Last year we all got together for my grandfather’s funeral. It was probably the first time in five years that we were all together – just the family – and we all commented on the fact that it shouldn’t take a funeral to get us all together. So my mom started planning a family reunion. Even though she was planning a surprise party for my dad in September. And everyone said they’d attend, even though right after my dad’s surprise party we threw a surprise party for my mom in San Francisco. So, after not seeing anyone for five years, we saw them four times in one year.
When it rains, it pours.
But, as evidenced by my drunk post from Saturday, my family is pretty awesome. We have a lot of fun together – even without alcohol. We went rafting on Saturday – below is Wes getting soaked but taking it like a champ.

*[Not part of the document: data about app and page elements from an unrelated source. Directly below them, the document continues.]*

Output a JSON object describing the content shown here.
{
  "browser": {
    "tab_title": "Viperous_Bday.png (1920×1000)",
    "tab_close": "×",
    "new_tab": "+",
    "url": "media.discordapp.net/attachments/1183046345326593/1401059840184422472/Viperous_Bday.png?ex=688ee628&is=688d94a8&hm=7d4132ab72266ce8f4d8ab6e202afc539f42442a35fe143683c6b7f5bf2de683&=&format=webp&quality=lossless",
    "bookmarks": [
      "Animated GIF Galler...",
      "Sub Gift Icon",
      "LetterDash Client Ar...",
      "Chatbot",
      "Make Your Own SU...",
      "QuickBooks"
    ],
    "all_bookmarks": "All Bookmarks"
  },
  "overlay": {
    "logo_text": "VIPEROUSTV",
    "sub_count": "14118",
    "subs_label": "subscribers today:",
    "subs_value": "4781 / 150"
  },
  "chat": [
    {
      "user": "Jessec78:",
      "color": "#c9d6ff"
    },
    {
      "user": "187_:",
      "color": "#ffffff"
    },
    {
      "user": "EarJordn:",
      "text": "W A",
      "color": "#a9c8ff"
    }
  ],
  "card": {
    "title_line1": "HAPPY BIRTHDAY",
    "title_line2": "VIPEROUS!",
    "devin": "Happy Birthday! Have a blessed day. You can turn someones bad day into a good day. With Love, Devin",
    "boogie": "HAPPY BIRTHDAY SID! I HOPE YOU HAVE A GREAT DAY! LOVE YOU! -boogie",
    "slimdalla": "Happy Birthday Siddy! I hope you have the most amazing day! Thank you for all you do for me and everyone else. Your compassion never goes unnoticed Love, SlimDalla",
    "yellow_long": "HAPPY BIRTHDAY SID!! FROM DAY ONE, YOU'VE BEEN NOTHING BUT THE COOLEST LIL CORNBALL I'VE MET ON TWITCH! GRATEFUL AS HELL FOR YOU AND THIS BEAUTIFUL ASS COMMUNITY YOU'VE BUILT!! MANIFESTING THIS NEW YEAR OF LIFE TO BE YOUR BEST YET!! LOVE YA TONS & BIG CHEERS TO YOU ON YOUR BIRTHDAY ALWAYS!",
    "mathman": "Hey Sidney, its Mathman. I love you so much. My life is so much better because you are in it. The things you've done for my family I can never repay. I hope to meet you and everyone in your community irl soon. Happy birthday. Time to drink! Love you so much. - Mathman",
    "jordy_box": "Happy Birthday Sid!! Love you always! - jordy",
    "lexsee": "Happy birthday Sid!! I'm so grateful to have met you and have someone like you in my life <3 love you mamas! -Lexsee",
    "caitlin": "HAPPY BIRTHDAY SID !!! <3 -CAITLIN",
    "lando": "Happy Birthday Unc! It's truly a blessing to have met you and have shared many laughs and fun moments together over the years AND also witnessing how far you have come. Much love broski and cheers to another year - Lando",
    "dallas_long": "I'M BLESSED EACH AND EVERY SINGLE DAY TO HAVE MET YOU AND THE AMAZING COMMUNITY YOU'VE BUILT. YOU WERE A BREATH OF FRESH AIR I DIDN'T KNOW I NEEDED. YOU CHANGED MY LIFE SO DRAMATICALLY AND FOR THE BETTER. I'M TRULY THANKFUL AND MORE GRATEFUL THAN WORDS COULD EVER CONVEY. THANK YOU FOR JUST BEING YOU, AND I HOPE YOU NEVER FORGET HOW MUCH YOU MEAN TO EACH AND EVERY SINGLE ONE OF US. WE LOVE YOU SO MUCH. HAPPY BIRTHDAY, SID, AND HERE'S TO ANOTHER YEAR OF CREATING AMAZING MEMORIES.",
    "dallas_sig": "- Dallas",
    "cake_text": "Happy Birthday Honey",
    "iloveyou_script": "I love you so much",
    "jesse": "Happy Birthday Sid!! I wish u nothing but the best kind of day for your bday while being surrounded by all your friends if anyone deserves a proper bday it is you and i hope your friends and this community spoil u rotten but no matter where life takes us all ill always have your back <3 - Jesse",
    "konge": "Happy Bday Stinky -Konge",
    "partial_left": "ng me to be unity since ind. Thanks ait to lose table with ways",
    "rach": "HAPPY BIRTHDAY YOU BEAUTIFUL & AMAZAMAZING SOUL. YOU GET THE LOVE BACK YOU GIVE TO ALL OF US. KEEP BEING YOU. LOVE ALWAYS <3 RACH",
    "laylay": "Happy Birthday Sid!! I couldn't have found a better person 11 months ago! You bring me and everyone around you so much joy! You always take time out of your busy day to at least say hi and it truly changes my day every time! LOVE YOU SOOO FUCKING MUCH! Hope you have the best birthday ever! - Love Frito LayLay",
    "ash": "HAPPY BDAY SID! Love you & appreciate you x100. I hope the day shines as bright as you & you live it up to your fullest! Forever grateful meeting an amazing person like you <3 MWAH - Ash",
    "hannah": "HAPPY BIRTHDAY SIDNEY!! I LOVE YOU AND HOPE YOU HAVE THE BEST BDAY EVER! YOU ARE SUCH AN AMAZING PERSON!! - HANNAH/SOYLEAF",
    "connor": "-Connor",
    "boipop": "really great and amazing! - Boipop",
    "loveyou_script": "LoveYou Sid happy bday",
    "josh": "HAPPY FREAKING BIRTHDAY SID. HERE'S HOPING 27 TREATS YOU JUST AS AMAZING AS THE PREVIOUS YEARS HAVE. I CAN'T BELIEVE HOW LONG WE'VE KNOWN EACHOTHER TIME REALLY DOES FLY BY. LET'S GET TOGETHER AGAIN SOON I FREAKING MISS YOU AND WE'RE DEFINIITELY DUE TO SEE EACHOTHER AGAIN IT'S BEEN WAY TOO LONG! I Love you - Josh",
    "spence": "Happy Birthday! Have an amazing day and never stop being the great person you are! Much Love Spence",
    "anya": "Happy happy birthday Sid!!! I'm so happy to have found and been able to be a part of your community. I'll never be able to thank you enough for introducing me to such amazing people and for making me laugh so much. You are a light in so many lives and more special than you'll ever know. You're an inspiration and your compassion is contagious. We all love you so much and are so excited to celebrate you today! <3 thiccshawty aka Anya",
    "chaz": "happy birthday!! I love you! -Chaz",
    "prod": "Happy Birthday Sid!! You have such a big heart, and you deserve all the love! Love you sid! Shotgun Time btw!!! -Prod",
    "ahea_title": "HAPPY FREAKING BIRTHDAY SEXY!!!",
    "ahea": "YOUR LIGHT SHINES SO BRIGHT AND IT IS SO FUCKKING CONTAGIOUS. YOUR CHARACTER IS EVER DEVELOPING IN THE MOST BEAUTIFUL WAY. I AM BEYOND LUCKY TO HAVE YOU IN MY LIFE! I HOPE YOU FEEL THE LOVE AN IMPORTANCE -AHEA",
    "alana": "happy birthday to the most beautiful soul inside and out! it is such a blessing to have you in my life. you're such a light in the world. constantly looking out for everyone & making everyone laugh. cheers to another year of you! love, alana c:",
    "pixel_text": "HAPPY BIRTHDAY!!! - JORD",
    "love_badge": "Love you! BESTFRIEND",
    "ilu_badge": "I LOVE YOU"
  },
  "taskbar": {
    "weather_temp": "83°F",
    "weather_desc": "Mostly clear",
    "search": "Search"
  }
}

I think that our guide put the boat in position to soak me the other times, though. And later Wes did “help” (read: push) me into the water, so I think he totally deserved this.

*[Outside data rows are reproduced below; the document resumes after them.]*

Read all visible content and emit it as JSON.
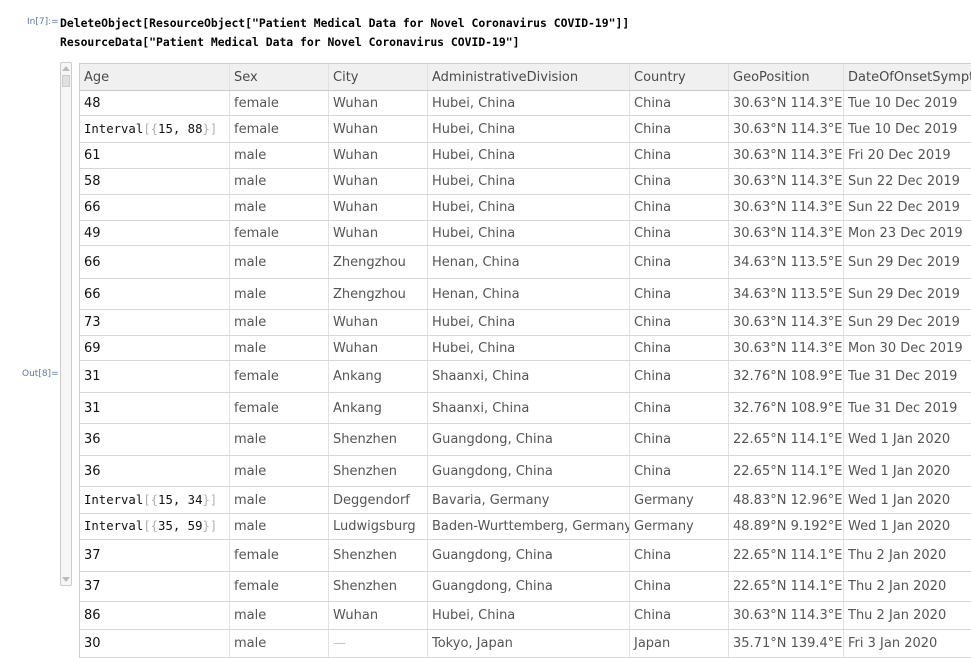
{
  "notebook": {
    "input_label": "In[7]:=",
    "output_label": "Out[8]=",
    "code_line_1": "DeleteObject[ResourceObject[\"Patient Medical Data for Novel Coronavirus COVID-19\"]]",
    "code_line_2": "ResourceData[\"Patient Medical Data for Novel Coronavirus COVID-19\"]"
  },
  "table": {
    "headers": [
      "Age",
      "Sex",
      "City",
      "AdministrativeDivision",
      "Country",
      "GeoPosition",
      "DateOfOnsetSympto"
    ],
    "rows": [
      {
        "age": "48",
        "sex": "female",
        "city": "Wuhan",
        "division": "Hubei, China",
        "country": "China",
        "geo": "30.63°N 114.3°E",
        "date": "Tue 10 Dec 2019"
      },
      {
        "age_interval": {
          "fn": "Interval",
          "open": "[{",
          "vals": "15, 88",
          "close": "}]"
        },
        "sex": "female",
        "city": "Wuhan",
        "division": "Hubei, China",
        "country": "China",
        "geo": "30.63°N 114.3°E",
        "date": "Tue 10 Dec 2019"
      },
      {
        "age": "61",
        "sex": "male",
        "city": "Wuhan",
        "division": "Hubei, China",
        "country": "China",
        "geo": "30.63°N 114.3°E",
        "date": "Fri 20 Dec 2019"
      },
      {
        "age": "58",
        "sex": "male",
        "city": "Wuhan",
        "division": "Hubei, China",
        "country": "China",
        "geo": "30.63°N 114.3°E",
        "date": "Sun 22 Dec 2019"
      },
      {
        "age": "66",
        "sex": "male",
        "city": "Wuhan",
        "division": "Hubei, China",
        "country": "China",
        "geo": "30.63°N 114.3°E",
        "date": "Sun 22 Dec 2019"
      },
      {
        "age": "49",
        "sex": "female",
        "city": "Wuhan",
        "division": "Hubei, China",
        "country": "China",
        "geo": "30.63°N 114.3°E",
        "date": "Mon 23 Dec 2019"
      },
      {
        "age": "66",
        "sex": "male",
        "city": "Zhengzhou",
        "division": "Henan, China",
        "country": "China",
        "geo": "34.63°N 113.5°E",
        "date": "Sun 29 Dec 2019"
      },
      {
        "age": "66",
        "sex": "male",
        "city": "Zhengzhou",
        "division": "Henan, China",
        "country": "China",
        "geo": "34.63°N 113.5°E",
        "date": "Sun 29 Dec 2019"
      },
      {
        "age": "73",
        "sex": "male",
        "city": "Wuhan",
        "division": "Hubei, China",
        "country": "China",
        "geo": "30.63°N 114.3°E",
        "date": "Sun 29 Dec 2019"
      },
      {
        "age": "69",
        "sex": "male",
        "city": "Wuhan",
        "division": "Hubei, China",
        "country": "China",
        "geo": "30.63°N 114.3°E",
        "date": "Mon 30 Dec 2019"
      },
      {
        "age": "31",
        "sex": "female",
        "city": "Ankang",
        "division": "Shaanxi, China",
        "country": "China",
        "geo": "32.76°N 108.9°E",
        "date": "Tue 31 Dec 2019"
      },
      {
        "age": "31",
        "sex": "female",
        "city": "Ankang",
        "division": "Shaanxi, China",
        "country": "China",
        "geo": "32.76°N 108.9°E",
        "date": "Tue 31 Dec 2019"
      },
      {
        "age": "36",
        "sex": "male",
        "city": "Shenzhen",
        "division": "Guangdong, China",
        "country": "China",
        "geo": "22.65°N 114.1°E",
        "date": "Wed 1 Jan 2020"
      },
      {
        "age": "36",
        "sex": "male",
        "city": "Shenzhen",
        "division": "Guangdong, China",
        "country": "China",
        "geo": "22.65°N 114.1°E",
        "date": "Wed 1 Jan 2020"
      },
      {
        "age_interval": {
          "fn": "Interval",
          "open": "[{",
          "vals": "15, 34",
          "close": "}]"
        },
        "sex": "male",
        "city": "Deggendorf",
        "division": "Bavaria, Germany",
        "country": "Germany",
        "geo": "48.83°N 12.96°E",
        "date": "Wed 1 Jan 2020"
      },
      {
        "age_interval": {
          "fn": "Interval",
          "open": "[{",
          "vals": "35, 59",
          "close": "}]"
        },
        "sex": "male",
        "city": "Ludwigsburg",
        "division": "Baden-Wurttemberg, Germany",
        "country": "Germany",
        "geo": "48.89°N 9.192°E",
        "date": "Wed 1 Jan 2020"
      },
      {
        "age": "37",
        "sex": "female",
        "city": "Shenzhen",
        "division": "Guangdong, China",
        "country": "China",
        "geo": "22.65°N 114.1°E",
        "date": "Thu 2 Jan 2020"
      },
      {
        "age": "37",
        "sex": "female",
        "city": "Shenzhen",
        "division": "Guangdong, China",
        "country": "China",
        "geo": "22.65°N 114.1°E",
        "date": "Thu 2 Jan 2020"
      },
      {
        "age": "86",
        "sex": "male",
        "city": "Wuhan",
        "division": "Hubei, China",
        "country": "China",
        "geo": "30.63°N 114.3°E",
        "date": "Thu 2 Jan 2020"
      },
      {
        "age": "30",
        "sex": "male",
        "city": "—",
        "division": "Tokyo, Japan",
        "country": "Japan",
        "geo": "35.71°N 139.4°E",
        "date": "Fri 3 Jan 2020"
      }
    ]
  }
}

Sunday morning and afternoon we made a trip to a local winery and spent the afternoon listening to some local music and trying to enjoy some wine. Even with as much as we like to drink, we weren’t able to finish two bottles between seven people. There had just been too much wine the rest of the weekend.
I’m with Holly on the Star Spangled Banner. It gets me. The old patriotic songs always do. I’m not talking about Toby Keith threatening to shove his boot up someone’s ass. I’m talking about those “amber waves of grain” and people who would “proudly stand up and defend her still today.” I think that we got into a war that was pointless and can’t be won, but I still get goosebumps when I hear the old school patriotic songs.

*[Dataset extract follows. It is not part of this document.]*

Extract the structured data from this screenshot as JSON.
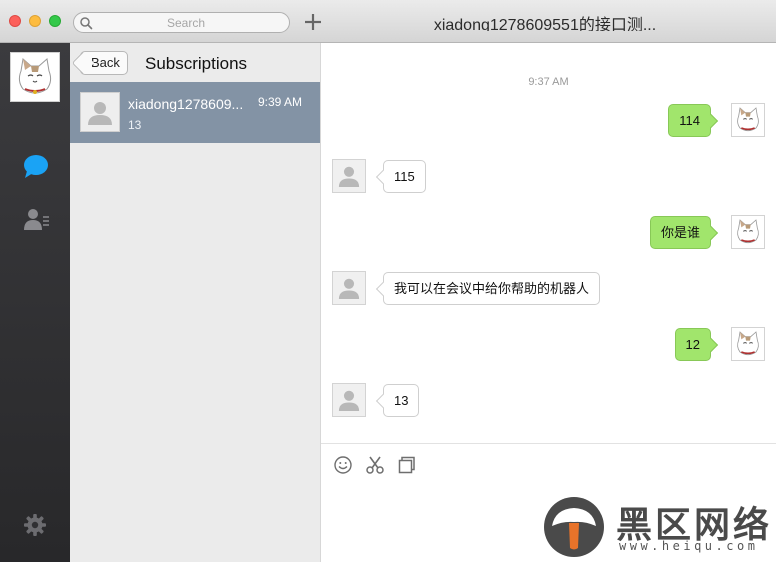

The grass is always greener on the other side.
Last week a vehicle carrying four coworkers was involved in an accident. One person was killed at the scene. One person came out with superficial injuries (in this case, broken bones count as superficial). One person is recovering after extensive surgery. And the other one, a woman with two kids, is still unconscious almost a week later.
I have a very overactive and morbid imagination and sometimes, randomly, I have visions of family members or loved ones dying. There’s nothing in the past that would make me fearful of losing people I love or care about – the first person I was old enough to understand losing was my grandfather last summer – but I still think about it sometimes. I’m not talking about vivid visions of my parents’ bodies on the highway; mostly what I imagine is the after effects: the hospital or some family member calling to tell me what happened. Wes’ work calling to say that there was an accident. I think about who I would call and what I would do.
In my imagination (by the way, that sounds so whimsical. Please don’t think that I go around hoping for loved ones to die just so I can enact these scenes I imagine in my head. I don’t. When I think of this I live in fear that my thoughts will make it come true.) I have to decide who I call first. Who is going to be the one who can pick me up the quickest. Am I at work? Coming home from the gym? On vacation and away from a phone?
Luckily, I’ve never had to live this.
But after hearing about the accident last week these thoughts pop up in my head. What would it be like to be a passenger in the car? What are the last thoughts? What are the families going through right now? Even with my active, morbid imagination, I can’t fathom what it would be like to actually hear the news.
If I was a praying person, I would pray for speedy recoveries. But the victims and their families are in my thoughts. And I hope that I never get close enough to know what this is like.